Dr. Heather Govenor
Heather joined the Biological Systems Engineering Department in January 2014 under the co-advisement of Drs. Leigh-Anne Krometis and Cully Hession and completed her dissertation in 2017. She earned her BS in Biology from Penn State and her MS in Entomology with a specialization in Ecology from Michigan State University. For as far back as she can remember, Heather has been interested in the interactions of living things with their environments. She spent many weekends of her childhood exploring caves and rock climbing hot spots with her sister and dad, which exposed her first-hand to the awesomeness of the natural world. She is fascinated with the dichotomous fragility and resilience of nature.
Heather’s MS thesis evaluated the impacts of abiotic (e.g., light, nutrient) and biotic (e.g., prior season’s defoliation) stressors on the defensive chemistry and growth of deciduous trees and the health of the insects feeding on those trees. Since the completion of her MS, Heather has been working as an ecological risk assessor, identifying potential hazards to the environment from chemical stressors, and working with geologists, chemists, and engineers to determine appropriate remedial actions to protect ecological resources.

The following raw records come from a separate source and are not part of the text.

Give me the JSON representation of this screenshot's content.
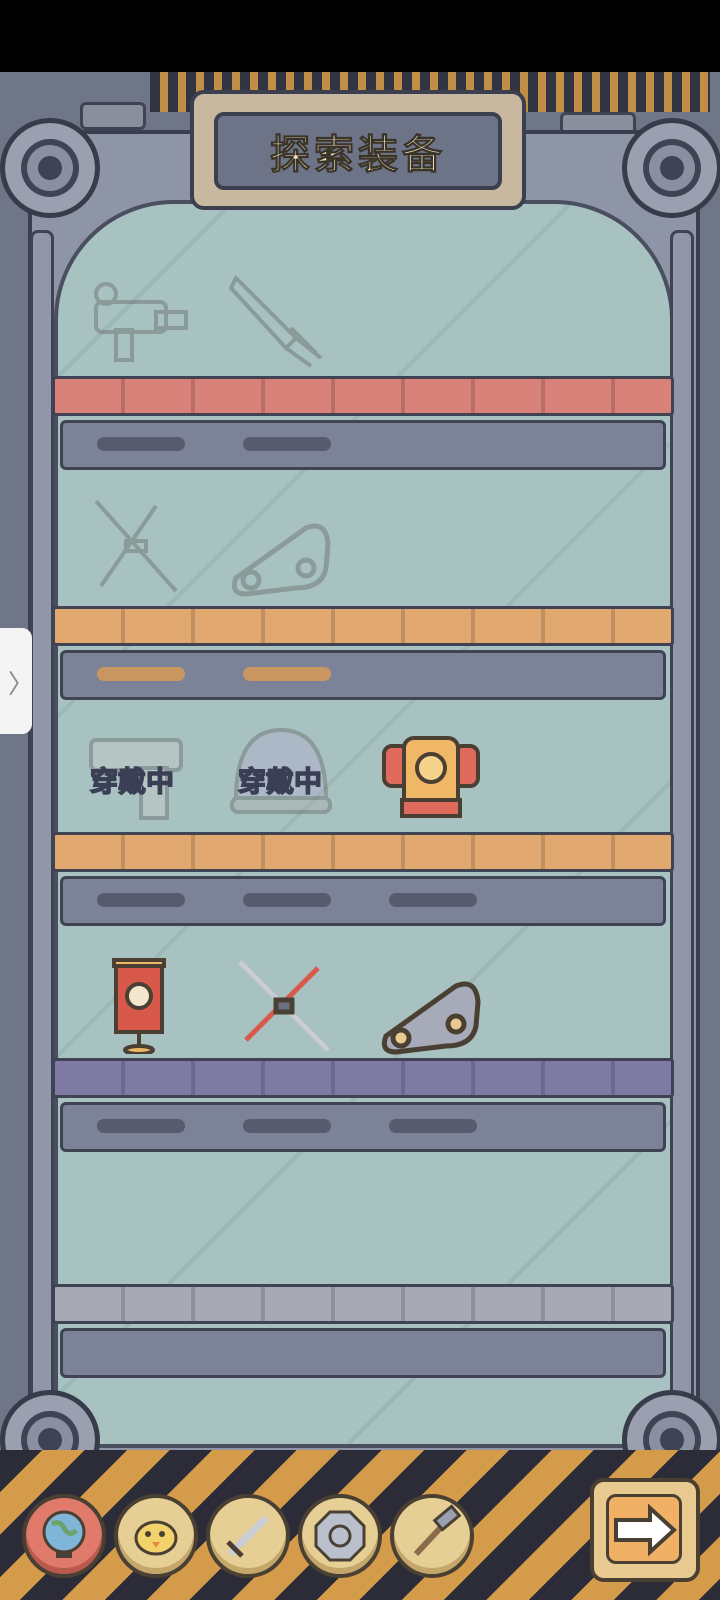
{
  "title": "探索装备",
  "wearing_label": "穿戴中",
  "drawer_tab_glyph": "〉",
  "shelves": [
    {
      "name": "shelf-1",
      "color": "#d8827a",
      "items": [
        {
          "name": "blaster-gun",
          "icon": "blaster-gun-icon",
          "state": "locked"
        },
        {
          "name": "combat-knife",
          "icon": "knife-icon",
          "state": "locked"
        }
      ]
    },
    {
      "name": "shelf-2",
      "color": "#e1a870",
      "items": [
        {
          "name": "crossed-katanas",
          "icon": "crossed-swords-icon",
          "state": "locked"
        },
        {
          "name": "tank-tread",
          "icon": "tank-tread-icon",
          "state": "locked"
        }
      ]
    },
    {
      "name": "shelf-3",
      "color": "#e1a870",
      "items": [
        {
          "name": "pistol",
          "icon": "pistol-icon",
          "state": "wearing"
        },
        {
          "name": "space-helmet",
          "icon": "helmet-icon",
          "state": "wearing"
        },
        {
          "name": "samurai-armor",
          "icon": "armor-icon",
          "state": "owned"
        }
      ]
    },
    {
      "name": "shelf-4",
      "color": "#7e7aa4",
      "items": [
        {
          "name": "war-banner",
          "icon": "banner-icon",
          "state": "owned"
        },
        {
          "name": "crossed-katanas-red",
          "icon": "crossed-swords-icon",
          "state": "owned"
        },
        {
          "name": "tank-tread-owned",
          "icon": "tank-tread-icon",
          "state": "owned"
        }
      ]
    },
    {
      "name": "shelf-5",
      "color": "#a7aab4",
      "items": []
    }
  ],
  "bottom_nav": [
    {
      "name": "globe-button",
      "icon": "globe-icon",
      "active": true
    },
    {
      "name": "chick-button",
      "icon": "chick-icon",
      "active": false
    },
    {
      "name": "sword-button",
      "icon": "sword-icon",
      "active": false
    },
    {
      "name": "shield-button",
      "icon": "octagon-shield-icon",
      "active": false
    },
    {
      "name": "tools-button",
      "icon": "hammer-wrench-icon",
      "active": false
    }
  ],
  "next_button_icon": "right-arrow-icon"
}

Heather’s dissertation research focused on the impacts of fine sediment on aquatic macroinvertebrate community health and related policy implications for sediment management under the Clean Water Act. Sediment input into aquatic systems has increased with human population growth, urbanization, and habitat disturbance, and sediment is the second largest stressor to surface waters nation-wide based on both human use and environmental impacts. Although sediment is commonly implicated as a major physical stressor to aquatic life, there are substantial gaps in our understanding of fine sediment fate and transport dynamics and the mechanistic basis for aquatic life impairments. By addressing some of these knowledge gaps, Heather’s work examined the potential effectiveness of current sediment management approaches, contributed to advances in watershed modeling for biological effects, and provided insight into appropriate best management practices to reduce environmental health impacts. She completed her Ph.D. program in December 2017.

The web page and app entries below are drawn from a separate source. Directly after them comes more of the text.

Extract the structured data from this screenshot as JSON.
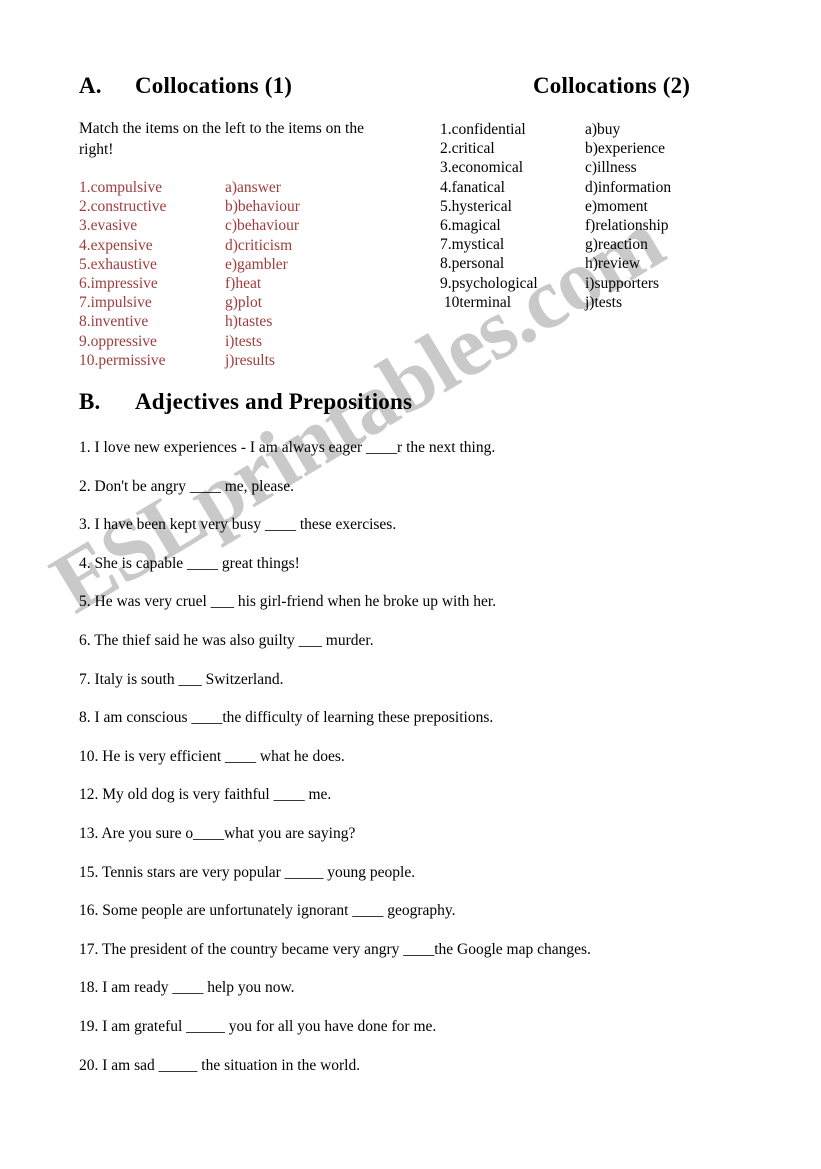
{
  "watermark": {
    "text": "ESLprintables.com",
    "color": "#c9c9c9"
  },
  "colors": {
    "list_a_text": "#a03c3c",
    "list_b_text": "#000000",
    "heading": "#000000"
  },
  "sections": {
    "a": {
      "letter": "A.",
      "title": "Collocations (1)",
      "instructions": "Match the items on the left to the items on the right!",
      "items": [
        "1.compulsive",
        "2.constructive",
        "3.evasive",
        "4.expensive",
        "5.exhaustive",
        "6.impressive",
        "7.impulsive",
        "8.inventive",
        "9.oppressive",
        "10.permissive"
      ],
      "options": [
        "a)answer",
        "b)behaviour",
        "c)behaviour",
        "d)criticism",
        "e)gambler",
        "f)heat",
        "g)plot",
        "h)tastes",
        "i)tests",
        "j)results"
      ]
    },
    "c": {
      "title": "Collocations (2)",
      "items": [
        "1.confidential",
        "2.critical",
        "3.economical",
        "4.fanatical",
        "5.hysterical",
        "6.magical",
        "7.mystical",
        "8.personal",
        "9.psychological",
        " 10terminal"
      ],
      "options": [
        "a)buy",
        "b)experience",
        "c)illness",
        "d)information",
        "e)moment",
        "f)relationship",
        "g)reaction",
        "h)review",
        "i)supporters",
        "j)tests"
      ]
    },
    "b": {
      "letter": "B.",
      "title": "Adjectives and Prepositions",
      "questions": [
        "1. I love new experiences - I am always eager ____r the next thing.",
        "2. Don't be angry ____ me, please.",
        "3. I have been kept very busy ____ these exercises.",
        "4. She is capable ____ great things!",
        "5. He was very cruel ___ his girl-friend when he broke up with her.",
        "6. The thief said he was also guilty ___ murder.",
        "7. Italy is south ___ Switzerland.",
        "8. I am conscious ____the difficulty of learning these prepositions.",
        "10. He is very efficient ____ what he does.",
        "12. My old dog is very faithful ____ me.",
        "13. Are you sure o____what you are saying?",
        "15. Tennis stars are very popular _____ young people.",
        "16. Some people are unfortunately ignorant ____ geography.",
        "17. The president of the country became very angry ____the Google map changes.",
        "18. I am ready ____ help you now.",
        "19. I am grateful _____ you for all you have done for me.",
        "20. I am sad _____ the situation in the world."
      ]
    }
  }
}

Heather believes that the largest threat to global health is humanity, and hopes to contribute to policy decisions that balance the needs of civilization with sustainable practices. Having a background in applied ecology and environmental consulting, Heather has seen the benefits of working in interdisciplinary teams and of approaching challenges from diverse perspectives. She enjoyed being part of the Interfaces of Global Change IGEP while at Virginia Tech, where she developed collaborative relationships with colleagues from a range of specialties, and obtained an improved understanding of how the multiple facets of global change manifest and interact.